* **What needs to be done**
Each entry has to be reproduced in full, exactly as given.

* **Supplied material**
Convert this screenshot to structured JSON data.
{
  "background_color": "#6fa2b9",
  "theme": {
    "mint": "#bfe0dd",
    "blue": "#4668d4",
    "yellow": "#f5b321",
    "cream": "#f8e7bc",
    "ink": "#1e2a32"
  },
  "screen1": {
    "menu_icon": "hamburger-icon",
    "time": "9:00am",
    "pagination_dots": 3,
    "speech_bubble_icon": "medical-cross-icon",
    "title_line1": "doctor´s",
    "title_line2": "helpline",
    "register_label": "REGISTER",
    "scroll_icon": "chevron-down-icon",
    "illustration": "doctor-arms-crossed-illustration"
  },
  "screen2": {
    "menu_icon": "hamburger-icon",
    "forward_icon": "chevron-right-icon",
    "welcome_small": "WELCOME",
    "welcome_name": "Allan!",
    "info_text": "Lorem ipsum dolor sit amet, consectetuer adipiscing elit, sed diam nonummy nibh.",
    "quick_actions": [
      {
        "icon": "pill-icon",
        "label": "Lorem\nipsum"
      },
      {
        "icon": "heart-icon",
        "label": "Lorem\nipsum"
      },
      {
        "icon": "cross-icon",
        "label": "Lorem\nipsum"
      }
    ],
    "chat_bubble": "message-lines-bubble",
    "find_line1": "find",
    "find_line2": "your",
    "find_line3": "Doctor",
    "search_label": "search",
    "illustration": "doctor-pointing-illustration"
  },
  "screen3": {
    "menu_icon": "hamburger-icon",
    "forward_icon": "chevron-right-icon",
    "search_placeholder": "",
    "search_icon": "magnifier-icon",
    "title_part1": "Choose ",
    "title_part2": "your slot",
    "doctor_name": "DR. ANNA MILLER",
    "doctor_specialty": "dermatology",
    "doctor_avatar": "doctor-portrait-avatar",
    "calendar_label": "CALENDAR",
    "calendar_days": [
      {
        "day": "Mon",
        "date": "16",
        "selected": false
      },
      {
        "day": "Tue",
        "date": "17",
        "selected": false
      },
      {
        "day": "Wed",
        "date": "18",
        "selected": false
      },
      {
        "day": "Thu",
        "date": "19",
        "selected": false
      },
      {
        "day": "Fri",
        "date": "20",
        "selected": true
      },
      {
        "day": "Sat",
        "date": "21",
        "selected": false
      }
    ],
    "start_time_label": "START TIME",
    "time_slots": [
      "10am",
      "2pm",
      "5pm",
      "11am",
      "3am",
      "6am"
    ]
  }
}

* **Written answer**
Convert this screenshot to structured JSON data.
{
  "background_color": "#6fa2b9",
  "theme": {
    "mint": "#bfe0dd",
    "blue": "#4668d4",
    "yellow": "#f5b321",
    "cream": "#f8e7bc",
    "ink": "#1e2a32"
  },
  "screen1": {
    "menu_icon": "hamburger-icon",
    "time": "9:00am",
    "pagination_dots": 3,
    "speech_bubble_icon": "medical-cross-icon",
    "title_line1": "doctor´s",
    "title_line2": "helpline",
    "register_label": "REGISTER",
    "scroll_icon": "chevron-down-icon",
    "illustration": "doctor-arms-crossed-illustration"
  },
  "screen2": {
    "menu_icon": "hamburger-icon",
    "forward_icon": "chevron-right-icon",
    "welcome_small": "WELCOME",
    "welcome_name": "Allan!",
    "info_text": "Lorem ipsum dolor sit amet, consectetuer adipiscing elit, sed diam nonummy nibh.",
    "quick_actions": [
      {
        "icon": "pill-icon",
        "label": "Lorem\nipsum"
      },
      {
        "icon": "heart-icon",
        "label": "Lorem\nipsum"
      },
      {
        "icon": "cross-icon",
        "label": "Lorem\nipsum"
      }
    ],
    "chat_bubble": "message-lines-bubble",
    "find_line1": "find",
    "find_line2": "your",
    "find_line3": "Doctor",
    "search_label": "search",
    "illustration": "doctor-pointing-illustration"
  },
  "screen3": {
    "menu_icon": "hamburger-icon",
    "forward_icon": "chevron-right-icon",
    "search_placeholder": "",
    "search_icon": "magnifier-icon",
    "title_part1": "Choose ",
    "title_part2": "your slot",
    "doctor_name": "DR. ANNA MILLER",
    "doctor_specialty": "dermatology",
    "doctor_avatar": "doctor-portrait-avatar",
    "calendar_label": "CALENDAR",
    "calendar_days": [
      {
        "day": "Mon",
        "date": "16",
        "selected": false
      },
      {
        "day": "Tue",
        "date": "17",
        "selected": false
      },
      {
        "day": "Wed",
        "date": "18",
        "selected": false
      },
      {
        "day": "Thu",
        "date": "19",
        "selected": false
      },
      {
        "day": "Fri",
        "date": "20",
        "selected": true
      },
      {
        "day": "Sat",
        "date": "21",
        "selected": false
      }
    ],
    "start_time_label": "START TIME",
    "time_slots": [
      "10am",
      "2pm",
      "5pm",
      "11am",
      "3am",
      "6am"
    ]
  }
}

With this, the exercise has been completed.